Talk about a dichotomy of a picture. While March set more than 15,000 temperature records for the United States, in the grand scheme of things global temperatures were the lowest they'd been since 1999. That earned the month a No. 16 on the National Oceanic and Atmospheric Administration rating of global warmth.
While it was warm in North America, there was off-setting coolness in other part of the world. That record, by the way, is for land-measured temperatures - no satellite data.
A key feature to look at for that March data is the continued weakening of the La Nina event, which NOAA expected to dissipate by the end of April (while know more come June).
According to the March global temperature report, the combined average temperatures over global land and ocean surfaces for March was 16th warmest with 55.73 degrees F as average, or about .83 degrees F above the 20th Century average.
Here are some other key highlights from that report:
The combined global land and ocean average surface temperature for the first three months of the year (January–March) period was 0.70°F above the 20th century average of 54.1°F, tying with 1991 as the 21st warmest such period on record and the coolest since 1996. The margin of error is plus or minus 0.16°F.
The January - March worldwide land surface temperature was 0.95°F above the 20th century average of 38.5°F, the 27th warmest such period on record and the coolest since 1996. The margin of error is +/-0.40°F. The global ocean surface temperature for the year to date was 0.61°F above the 20th century average of 60.6°F, tying with 1995 as the 14th warmest such period on record and the coolest since 2008. The margin of error is +/10.07F.°
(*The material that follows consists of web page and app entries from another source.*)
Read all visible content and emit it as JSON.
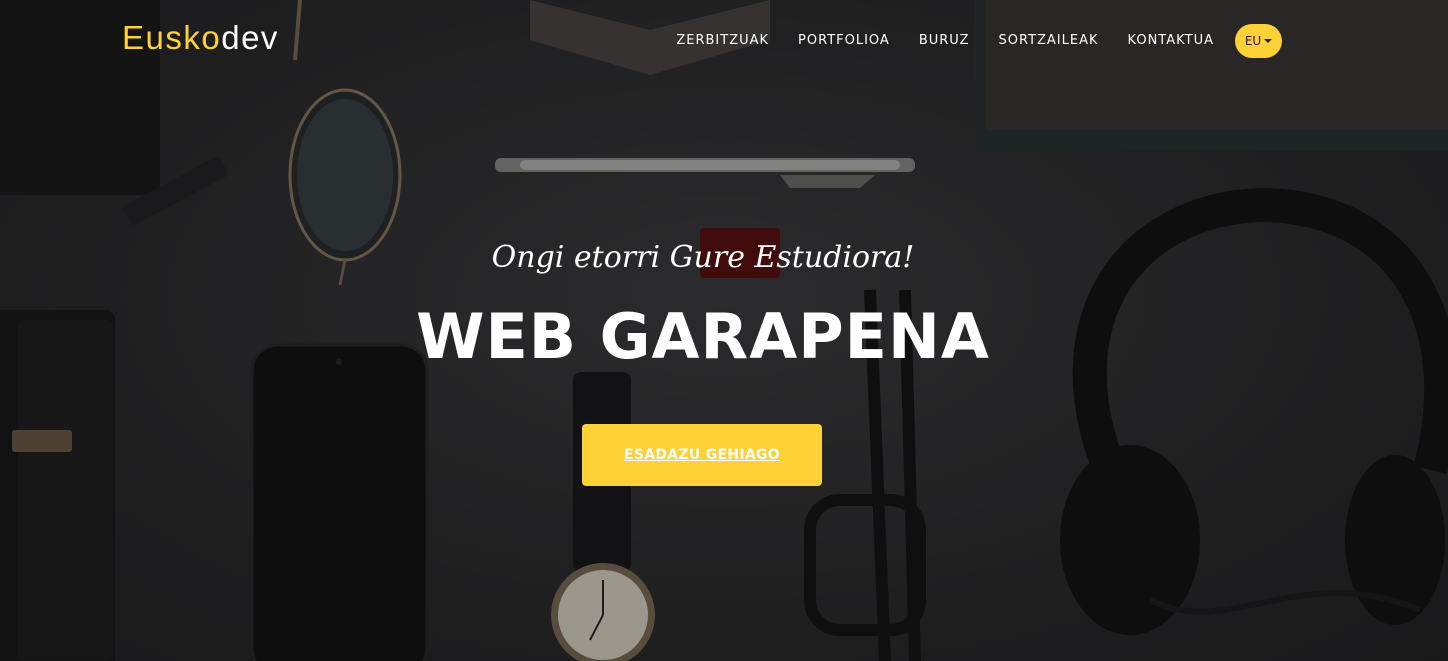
{
  "brand": {
    "first": "Eusko",
    "second": "dev"
  },
  "nav": {
    "items": [
      {
        "label": "ZERBITZUAK"
      },
      {
        "label": "PORTFOLIOA"
      },
      {
        "label": "BURUZ"
      },
      {
        "label": "SORTZAILEAK"
      },
      {
        "label": "KONTAKTUA"
      }
    ],
    "language": "EU"
  },
  "hero": {
    "lead": "Ongi etorri Gure Estudiora!",
    "heading": "WEB GARAPENA",
    "button": "ESADAZU GEHIAGO"
  },
  "colors": {
    "accent": "#fed136",
    "background": "#2e2e30"
  }
}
And while sea ice has diminished in the Arctic - 3.4% below average - the Antarctic shows the largest amount of sea ice in the 34-year period of record, up 16%.
All in all, March was an interesting weather month.